The answer is because our lives are dominated by pre-packaged things from supermarkets. We will interact with nature in a certain way - wetsuited, with a GPS and a blow-up sleeping mattress - but the ultimate act is to put something wild into your mouth. No pasteurisation. No Best Before date. No statutory rights. No guarantee. It terrifies our modern soul - yet satisfies something older.
But the one thing we will eat is brambles.
Sweet brambles,Angus Dunn - Desire
dark and luscious
have drawn me in.
Now I cannot leave
Brambles grow in profusion along roads and country paths. Unlike mushrooms, they cannot be confused for anything else. Everyone knows what a bramble is. If you are scared to drink water from a stream and terrified of picking a mushroom, you know where you are with a bramble. At the weekend, we gathered enough for a crumble and some jam - our hands a mess of thorn scars and nettle stings, red bramble juice dark as dried blood.

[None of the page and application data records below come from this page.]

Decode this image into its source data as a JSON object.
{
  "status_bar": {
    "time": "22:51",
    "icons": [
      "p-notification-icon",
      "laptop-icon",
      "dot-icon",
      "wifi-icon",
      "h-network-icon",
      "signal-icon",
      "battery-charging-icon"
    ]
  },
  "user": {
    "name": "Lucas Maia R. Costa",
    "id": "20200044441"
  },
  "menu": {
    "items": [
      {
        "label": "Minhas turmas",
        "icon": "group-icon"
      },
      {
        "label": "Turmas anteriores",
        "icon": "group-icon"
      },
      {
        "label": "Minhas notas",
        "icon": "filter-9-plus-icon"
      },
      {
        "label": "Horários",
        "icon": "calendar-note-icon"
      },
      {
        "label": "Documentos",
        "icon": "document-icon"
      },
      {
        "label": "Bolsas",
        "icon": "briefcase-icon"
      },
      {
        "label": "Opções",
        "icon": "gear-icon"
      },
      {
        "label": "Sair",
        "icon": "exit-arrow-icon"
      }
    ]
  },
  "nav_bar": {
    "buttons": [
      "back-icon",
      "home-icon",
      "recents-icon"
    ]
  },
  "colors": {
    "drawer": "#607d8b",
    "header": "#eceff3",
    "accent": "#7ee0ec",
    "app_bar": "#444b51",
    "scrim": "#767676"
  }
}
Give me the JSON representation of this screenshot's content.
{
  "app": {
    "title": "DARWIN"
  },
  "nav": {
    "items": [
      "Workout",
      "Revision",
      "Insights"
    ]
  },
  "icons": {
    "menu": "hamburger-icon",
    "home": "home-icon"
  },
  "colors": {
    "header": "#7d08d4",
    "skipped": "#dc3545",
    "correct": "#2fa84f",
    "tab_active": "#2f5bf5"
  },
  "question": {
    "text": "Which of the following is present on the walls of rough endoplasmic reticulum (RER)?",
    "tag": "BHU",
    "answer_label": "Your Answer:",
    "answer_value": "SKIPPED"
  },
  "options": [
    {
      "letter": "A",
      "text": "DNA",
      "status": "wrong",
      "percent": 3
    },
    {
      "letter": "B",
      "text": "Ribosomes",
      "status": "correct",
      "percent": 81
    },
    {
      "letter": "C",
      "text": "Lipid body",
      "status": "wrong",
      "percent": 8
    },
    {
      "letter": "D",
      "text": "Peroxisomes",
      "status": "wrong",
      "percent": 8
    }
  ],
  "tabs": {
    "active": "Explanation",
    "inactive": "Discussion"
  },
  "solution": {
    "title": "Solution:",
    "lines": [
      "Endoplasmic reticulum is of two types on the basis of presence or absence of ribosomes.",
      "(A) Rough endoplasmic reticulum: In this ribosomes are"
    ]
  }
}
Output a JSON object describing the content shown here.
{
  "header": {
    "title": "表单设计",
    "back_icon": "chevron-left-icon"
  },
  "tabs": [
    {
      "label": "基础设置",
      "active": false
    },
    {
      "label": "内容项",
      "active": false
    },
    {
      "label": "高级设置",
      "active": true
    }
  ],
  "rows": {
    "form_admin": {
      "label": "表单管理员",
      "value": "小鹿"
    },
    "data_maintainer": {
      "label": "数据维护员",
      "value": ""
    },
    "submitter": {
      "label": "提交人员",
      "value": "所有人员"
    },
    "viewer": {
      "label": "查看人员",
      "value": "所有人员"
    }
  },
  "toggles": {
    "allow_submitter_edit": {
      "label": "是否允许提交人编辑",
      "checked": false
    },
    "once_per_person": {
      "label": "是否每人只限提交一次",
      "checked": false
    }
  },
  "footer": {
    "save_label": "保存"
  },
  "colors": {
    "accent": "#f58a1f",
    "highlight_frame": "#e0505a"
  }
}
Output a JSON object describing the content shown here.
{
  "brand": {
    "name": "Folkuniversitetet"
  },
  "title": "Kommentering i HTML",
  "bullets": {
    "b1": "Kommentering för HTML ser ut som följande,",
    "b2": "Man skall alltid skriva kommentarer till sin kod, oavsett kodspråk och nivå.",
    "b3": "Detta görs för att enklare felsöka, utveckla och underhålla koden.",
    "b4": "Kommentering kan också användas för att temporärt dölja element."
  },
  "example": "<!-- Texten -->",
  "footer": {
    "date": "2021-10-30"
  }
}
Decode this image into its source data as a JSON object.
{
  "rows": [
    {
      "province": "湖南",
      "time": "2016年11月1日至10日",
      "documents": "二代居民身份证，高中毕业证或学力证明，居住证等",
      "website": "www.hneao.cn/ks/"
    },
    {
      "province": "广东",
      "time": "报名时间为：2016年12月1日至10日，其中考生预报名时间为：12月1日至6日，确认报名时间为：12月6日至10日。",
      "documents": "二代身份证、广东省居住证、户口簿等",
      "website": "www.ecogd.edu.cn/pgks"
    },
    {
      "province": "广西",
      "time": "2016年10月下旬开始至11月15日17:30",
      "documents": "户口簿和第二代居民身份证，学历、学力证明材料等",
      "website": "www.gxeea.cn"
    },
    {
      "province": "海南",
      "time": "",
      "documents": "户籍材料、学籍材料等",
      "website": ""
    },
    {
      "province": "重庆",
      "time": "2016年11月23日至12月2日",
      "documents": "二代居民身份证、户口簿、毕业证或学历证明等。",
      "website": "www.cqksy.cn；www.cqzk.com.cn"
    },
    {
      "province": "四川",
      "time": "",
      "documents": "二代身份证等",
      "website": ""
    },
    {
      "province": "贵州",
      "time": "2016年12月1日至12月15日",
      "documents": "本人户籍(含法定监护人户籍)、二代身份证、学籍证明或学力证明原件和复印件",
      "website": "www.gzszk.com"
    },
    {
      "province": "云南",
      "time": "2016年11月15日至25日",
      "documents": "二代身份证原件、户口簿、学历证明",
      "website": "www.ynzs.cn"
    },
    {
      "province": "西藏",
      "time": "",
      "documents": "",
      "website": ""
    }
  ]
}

Earlier I quoted Angus Dunn, a Rossshire man whose writing has ripened into High Country, a poetry anthology published by Sandstone Press. Yet this moment of fecundity is also the moment of his premature death. You've probably never heard of Angus - why should you? Poetry can take a bit of effort. A bit like foraging in the woods. Well, I will leave you with some more Angus I have picked for you just for this occasion. It is up to you if you want to add more to your basket.
Not an ounce on her more
than was needed to cover
Her mouth open in sleep,
she looked like a fledgling -
just as she should look,
ready for where she's going.